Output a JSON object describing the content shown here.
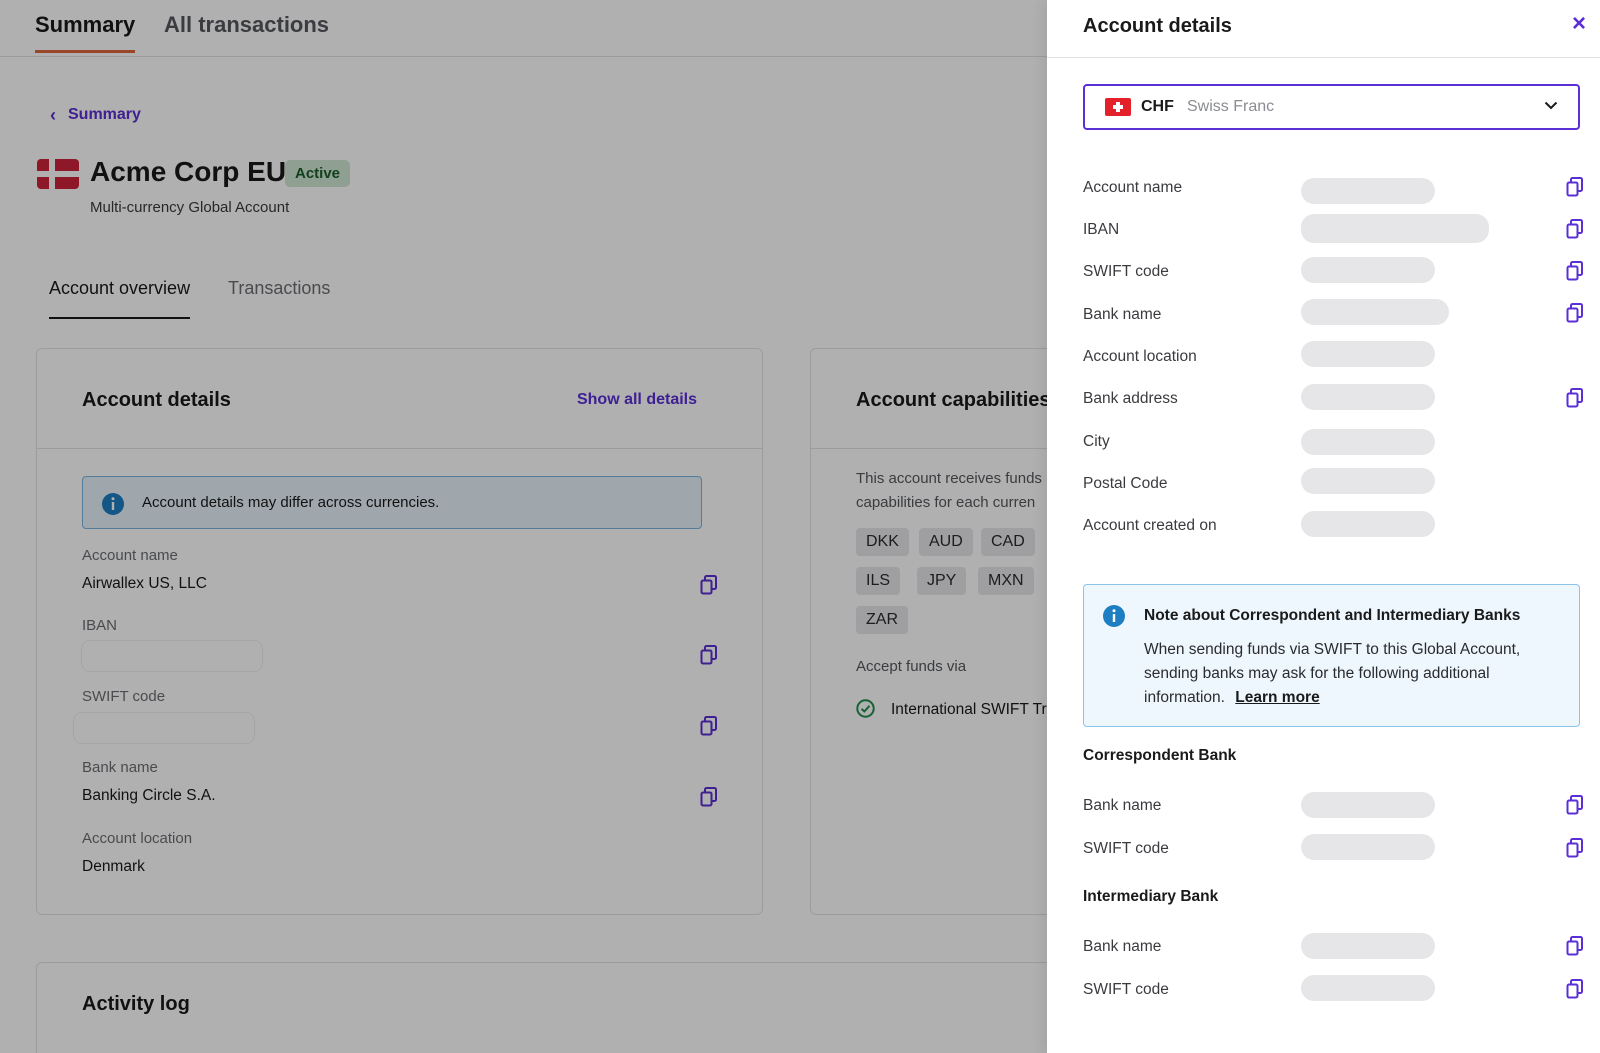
{
  "top_tabs": {
    "summary": "Summary",
    "all_transactions": "All transactions"
  },
  "back_link": "Summary",
  "account": {
    "name": "Acme Corp EU",
    "status": "Active",
    "subtitle": "Multi-currency Global Account"
  },
  "sub_tabs": {
    "overview": "Account overview",
    "transactions": "Transactions"
  },
  "details_card": {
    "title": "Account details",
    "show_all": "Show all details",
    "info": "Account details may differ across currencies.",
    "fields": {
      "account_name_label": "Account name",
      "account_name_value": "Airwallex US, LLC",
      "iban_label": "IBAN",
      "swift_label": "SWIFT code",
      "bank_name_label": "Bank name",
      "bank_name_value": "Banking Circle S.A.",
      "location_label": "Account location",
      "location_value": "Denmark"
    }
  },
  "capabilities_card": {
    "title": "Account capabilities",
    "text": "This account receives funds capabilities for each curren",
    "chips": [
      "DKK",
      "AUD",
      "CAD",
      "ILS",
      "JPY",
      "MXN",
      "ZAR"
    ],
    "accept_label": "Accept funds via",
    "swift_method": "International SWIFT Tr"
  },
  "activity_card": {
    "title": "Activity log"
  },
  "drawer": {
    "title": "Account details",
    "close": "×",
    "currency": {
      "code": "CHF",
      "name": "Swiss Franc"
    },
    "fields": {
      "account_name": "Account name",
      "iban": "IBAN",
      "swift_code": "SWIFT code",
      "bank_name": "Bank name",
      "account_location": "Account location",
      "bank_address": "Bank address",
      "city": "City",
      "postal_code": "Postal Code",
      "created_on": "Account created on"
    },
    "note": {
      "title": "Note about Correspondent and Intermediary Banks",
      "body": "When sending funds via SWIFT to this Global Account, sending banks may ask for the following additional information.",
      "link": "Learn more"
    },
    "correspondent": {
      "heading": "Correspondent Bank",
      "bank_name": "Bank name",
      "swift_code": "SWIFT code"
    },
    "intermediary": {
      "heading": "Intermediary Bank",
      "bank_name": "Bank name",
      "swift_code": "SWIFT code"
    }
  },
  "colors": {
    "accent": "#5b2fd6",
    "tab_underline": "#e0663a",
    "status_bg": "#cfe8d4",
    "info_blue": "#1d7fc2"
  }
}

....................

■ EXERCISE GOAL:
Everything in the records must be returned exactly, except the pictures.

■ REPLY:
Output a JSON object describing the content shown here.
{
  "top_tabs": {
    "summary": "Summary",
    "all_transactions": "All transactions"
  },
  "back_link": "Summary",
  "account": {
    "name": "Acme Corp EU",
    "status": "Active",
    "subtitle": "Multi-currency Global Account"
  },
  "sub_tabs": {
    "overview": "Account overview",
    "transactions": "Transactions"
  },
  "details_card": {
    "title": "Account details",
    "show_all": "Show all details",
    "info": "Account details may differ across currencies.",
    "fields": {
      "account_name_label": "Account name",
      "account_name_value": "Airwallex US, LLC",
      "iban_label": "IBAN",
      "swift_label": "SWIFT code",
      "bank_name_label": "Bank name",
      "bank_name_value": "Banking Circle S.A.",
      "location_label": "Account location",
      "location_value": "Denmark"
    }
  },
  "capabilities_card": {
    "title": "Account capabilities",
    "text": "This account receives funds capabilities for each curren",
    "chips": [
      "DKK",
      "AUD",
      "CAD",
      "ILS",
      "JPY",
      "MXN",
      "ZAR"
    ],
    "accept_label": "Accept funds via",
    "swift_method": "International SWIFT Tr"
  },
  "activity_card": {
    "title": "Activity log"
  },
  "drawer": {
    "title": "Account details",
    "close": "×",
    "currency": {
      "code": "CHF",
      "name": "Swiss Franc"
    },
    "fields": {
      "account_name": "Account name",
      "iban": "IBAN",
      "swift_code": "SWIFT code",
      "bank_name": "Bank name",
      "account_location": "Account location",
      "bank_address": "Bank address",
      "city": "City",
      "postal_code": "Postal Code",
      "created_on": "Account created on"
    },
    "note": {
      "title": "Note about Correspondent and Intermediary Banks",
      "body": "When sending funds via SWIFT to this Global Account, sending banks may ask for the following additional information.",
      "link": "Learn more"
    },
    "correspondent": {
      "heading": "Correspondent Bank",
      "bank_name": "Bank name",
      "swift_code": "SWIFT code"
    },
    "intermediary": {
      "heading": "Intermediary Bank",
      "bank_name": "Bank name",
      "swift_code": "SWIFT code"
    }
  },
  "colors": {
    "accent": "#5b2fd6",
    "tab_underline": "#e0663a",
    "status_bg": "#cfe8d4",
    "info_blue": "#1d7fc2"
  }
}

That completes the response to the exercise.